Thus Henry's first step was to summon Parliament and follow the Lancastrian precedent of obtaining its ratification of his own title to the throne. The next step, necessitated by his position, was to cut the claws of the Yorkists as a faction by striking at Richard's principal supporters. This could only be done effectively by treating them as traitors - a proceeding which could not but savour of tyranny, since they had at any rate been supporting the de facto King: so again Henry took the only means of minimising the arbitrary character of his action, by obtaining parliamentary sanction. Some ten years later, at the time of Perkin Warbeck's attempted landing at Deal, he procured the remarkable enactment that support of a de facto King should not in the future be accounted as treason to the successor who dethroned him - a measure characterised by Bacon, writing a hundred years later, as too magnanimous to be politic. In 1485 it would have been so; but at the actual time Henry was himself the de facto monarch; he had no wish to punish his predecessor's supporters further; and he was really providing an inducement to his subjects to be loyal to the ruling dynasty. At the same time he could pose as advocating abstract justice in preference to the prevailing practice by which he had himself profited; strengthening his own hands in fact, while in theory he was introducing into politics the recognition of an ethical principle which - as it happened - no longer conflicted with his own advantage.

[Policy of lenity]

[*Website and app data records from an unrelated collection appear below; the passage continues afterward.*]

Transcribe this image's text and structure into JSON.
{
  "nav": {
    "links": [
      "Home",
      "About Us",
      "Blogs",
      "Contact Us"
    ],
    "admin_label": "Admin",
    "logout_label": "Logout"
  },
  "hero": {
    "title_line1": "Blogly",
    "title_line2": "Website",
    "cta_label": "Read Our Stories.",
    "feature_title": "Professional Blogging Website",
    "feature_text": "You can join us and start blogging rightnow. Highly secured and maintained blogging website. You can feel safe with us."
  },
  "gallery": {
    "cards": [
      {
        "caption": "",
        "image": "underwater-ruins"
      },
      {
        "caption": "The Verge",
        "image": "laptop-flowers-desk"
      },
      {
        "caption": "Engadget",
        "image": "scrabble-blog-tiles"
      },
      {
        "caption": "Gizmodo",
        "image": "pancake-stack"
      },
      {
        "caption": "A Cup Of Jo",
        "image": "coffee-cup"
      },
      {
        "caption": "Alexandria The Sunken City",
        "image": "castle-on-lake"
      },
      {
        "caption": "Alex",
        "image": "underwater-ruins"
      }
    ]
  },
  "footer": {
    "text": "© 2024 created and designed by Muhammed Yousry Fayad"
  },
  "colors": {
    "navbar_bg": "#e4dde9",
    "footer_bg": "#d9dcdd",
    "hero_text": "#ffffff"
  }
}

In fact Henry had an unusual perception of the political uses of a judicious leniency: but the leniency was deliberate and considered. He could also strike hard, on occasion. The rebels who were taken in the fighting near Deal met with scant mercy; and a very few months earlier, the execution of the apparently trusted and powerful William Stanley had been a sharp reminder that the royal clemency could not be taken for granted. Three years later he carried severity altogether beyond the limits of justice in executing Warwick. But as a rule he was lenient to a degree which had even its dangers. Simnel was treated as of too small account to be worth punishing. Warbeck from his capture till his attempt to escape was maintained in comfort and almost in freedom. Suffolk's earlier escapades were pardoned. Kildare was repeatedly forgiven, and really converted into a loyal subject. The Cornish insurgents of the Blackheath episode were dealt with so tenderly that they took clemency for weakness. Warbeck's Cornish rising was turned conveniently to account for the replenishment of the royal treasury by the infliction of fines, but no one who had supported it could complain of harsh treatment; rather they must have felt in every case that they had been let off very easily according to all precedents.

Even when Lovel's and Simnel's risings were in actual progress, pardons were offered to such of the rebels as would make haste to repent; and there was no withdrawal of those pardons afterwards on more or less plausible pretexts, in the manner of preceding Kings and of Henry's successor after the Pilgrimage of Grace. Broadly speaking it was the King's policy to emphasise the fact that he had no intention of attempting to play the tyrant, or to vary a rash generosity by capricious blood-thirstiness, like Richard III. The sole victim of tyrannous treatment in this sense throughout the reign was the unhappy Warwick.

[Repression of the nobles]